  7. Whether the nature of the offence or the circumstances under which the offence was committed is likely to induce a sense of shock or outrage in the community; and
  8. Whether the shock or outrage of the community might lead to public disorder if the accused is released.[5]

The court decides whether the accused should be let out on bail by weighing the interests of justice against the right of the accused to his or her personal freedom and in particular the prejudice he or she is likely to suffer if he or she were to be detained in custody, and must take into account, inter alia, the period for which the accused has been in custody; the probable period of detention until the end of the trial if bail is not granted; the reason for any delay in the trial and any fault on the part of the accused; any impediment to the preparation of the accused’s defence due to the detention of the accused, and the accused’s state of health.[6]

When dealing with Schedule 5 and 6 offences the accused will be detained in custody unless the accused can show the court that it is in the interests of justice or that exceptional circumstances exist which permit his or her release, respectively. [7]

Conclusion

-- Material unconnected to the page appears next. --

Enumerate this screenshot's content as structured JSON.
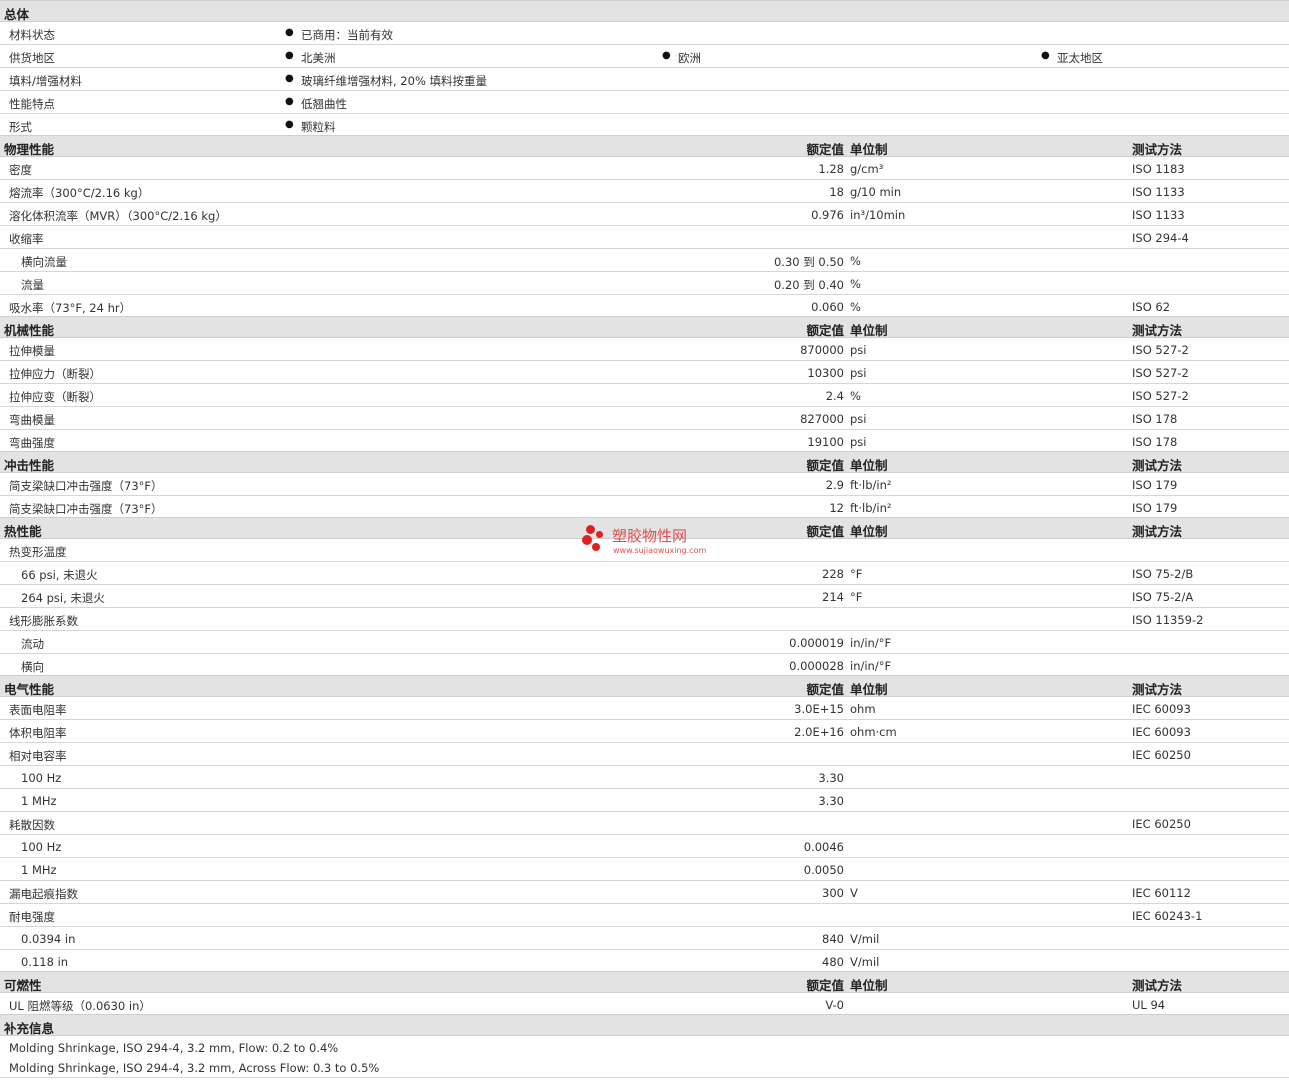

It’s clear that the court must weigh up many factors against each other and although we do not always understand why accused persons are released on bail, anyone would want a fair bail application if they found themselves in a similar position.

References:

  • The Constitution of the Republic of South Africa, 1996
  • J Chaskalson & Y De Jong – Criminal (In)Justice in South Africa, 2009:86
  • The Criminal Procedure Act 51 of 1977

This article is a general information sheet and should not be used or relied on as legal or other professional advice. No liability can be accepted for any errors or omissions nor for any loss or damage arising from reliance upon any information herein. Always contact your legal adviser for specific and detailed advice. Errors and omissions excepted (E&OE)